All of the data that follows should be retyped exactly as it appears.

(Element data from apps and pages)

=====

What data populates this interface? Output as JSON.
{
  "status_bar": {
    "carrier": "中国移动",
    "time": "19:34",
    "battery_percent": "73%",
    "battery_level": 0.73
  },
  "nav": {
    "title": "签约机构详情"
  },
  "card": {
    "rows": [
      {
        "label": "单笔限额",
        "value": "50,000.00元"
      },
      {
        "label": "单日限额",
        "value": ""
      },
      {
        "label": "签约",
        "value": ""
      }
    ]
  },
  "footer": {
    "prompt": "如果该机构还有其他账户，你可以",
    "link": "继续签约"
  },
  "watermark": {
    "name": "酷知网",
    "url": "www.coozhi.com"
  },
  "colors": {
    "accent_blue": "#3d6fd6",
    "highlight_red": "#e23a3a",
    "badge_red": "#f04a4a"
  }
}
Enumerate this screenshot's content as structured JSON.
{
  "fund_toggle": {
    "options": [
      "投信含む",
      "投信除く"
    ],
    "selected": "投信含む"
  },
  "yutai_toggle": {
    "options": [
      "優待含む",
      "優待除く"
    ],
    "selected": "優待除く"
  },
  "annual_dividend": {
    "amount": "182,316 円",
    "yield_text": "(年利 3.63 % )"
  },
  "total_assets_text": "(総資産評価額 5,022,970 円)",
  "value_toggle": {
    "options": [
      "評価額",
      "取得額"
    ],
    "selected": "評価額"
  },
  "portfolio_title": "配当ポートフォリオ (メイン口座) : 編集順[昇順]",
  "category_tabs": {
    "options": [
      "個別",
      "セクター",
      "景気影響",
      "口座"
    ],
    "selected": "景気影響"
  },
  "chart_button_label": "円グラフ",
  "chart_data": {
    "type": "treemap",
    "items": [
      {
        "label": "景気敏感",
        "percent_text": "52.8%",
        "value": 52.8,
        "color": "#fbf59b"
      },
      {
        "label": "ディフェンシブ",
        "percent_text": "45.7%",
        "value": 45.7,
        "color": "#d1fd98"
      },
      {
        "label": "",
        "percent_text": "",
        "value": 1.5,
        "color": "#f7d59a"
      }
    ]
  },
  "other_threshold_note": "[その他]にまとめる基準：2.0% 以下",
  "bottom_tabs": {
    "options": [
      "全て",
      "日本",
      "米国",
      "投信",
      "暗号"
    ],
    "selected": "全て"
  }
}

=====

RESPONSE TO THIS EXERCISE:
What data populates this interface? Output as JSON.
{
  "status_bar": {
    "carrier": "中国移动",
    "time": "19:34",
    "battery_percent": "73%",
    "battery_level": 0.73
  },
  "nav": {
    "title": "签约机构详情"
  },
  "card": {
    "rows": [
      {
        "label": "单笔限额",
        "value": "50,000.00元"
      },
      {
        "label": "单日限额",
        "value": ""
      },
      {
        "label": "签约",
        "value": ""
      }
    ]
  },
  "footer": {
    "prompt": "如果该机构还有其他账户，你可以",
    "link": "继续签约"
  },
  "watermark": {
    "name": "酷知网",
    "url": "www.coozhi.com"
  },
  "colors": {
    "accent_blue": "#3d6fd6",
    "highlight_red": "#e23a3a",
    "badge_red": "#f04a4a"
  }
}
Enumerate this screenshot's content as structured JSON.
{
  "fund_toggle": {
    "options": [
      "投信含む",
      "投信除く"
    ],
    "selected": "投信含む"
  },
  "yutai_toggle": {
    "options": [
      "優待含む",
      "優待除く"
    ],
    "selected": "優待除く"
  },
  "annual_dividend": {
    "amount": "182,316 円",
    "yield_text": "(年利 3.63 % )"
  },
  "total_assets_text": "(総資産評価額 5,022,970 円)",
  "value_toggle": {
    "options": [
      "評価額",
      "取得額"
    ],
    "selected": "評価額"
  },
  "portfolio_title": "配当ポートフォリオ (メイン口座) : 編集順[昇順]",
  "category_tabs": {
    "options": [
      "個別",
      "セクター",
      "景気影響",
      "口座"
    ],
    "selected": "景気影響"
  },
  "chart_button_label": "円グラフ",
  "chart_data": {
    "type": "treemap",
    "items": [
      {
        "label": "景気敏感",
        "percent_text": "52.8%",
        "value": 52.8,
        "color": "#fbf59b"
      },
      {
        "label": "ディフェンシブ",
        "percent_text": "45.7%",
        "value": 45.7,
        "color": "#d1fd98"
      },
      {
        "label": "",
        "percent_text": "",
        "value": 1.5,
        "color": "#f7d59a"
      }
    ]
  },
  "other_threshold_note": "[その他]にまとめる基準：2.0% 以下",
  "bottom_tabs": {
    "options": [
      "全て",
      "日本",
      "米国",
      "投信",
      "暗号"
    ],
    "selected": "全て"
  }
}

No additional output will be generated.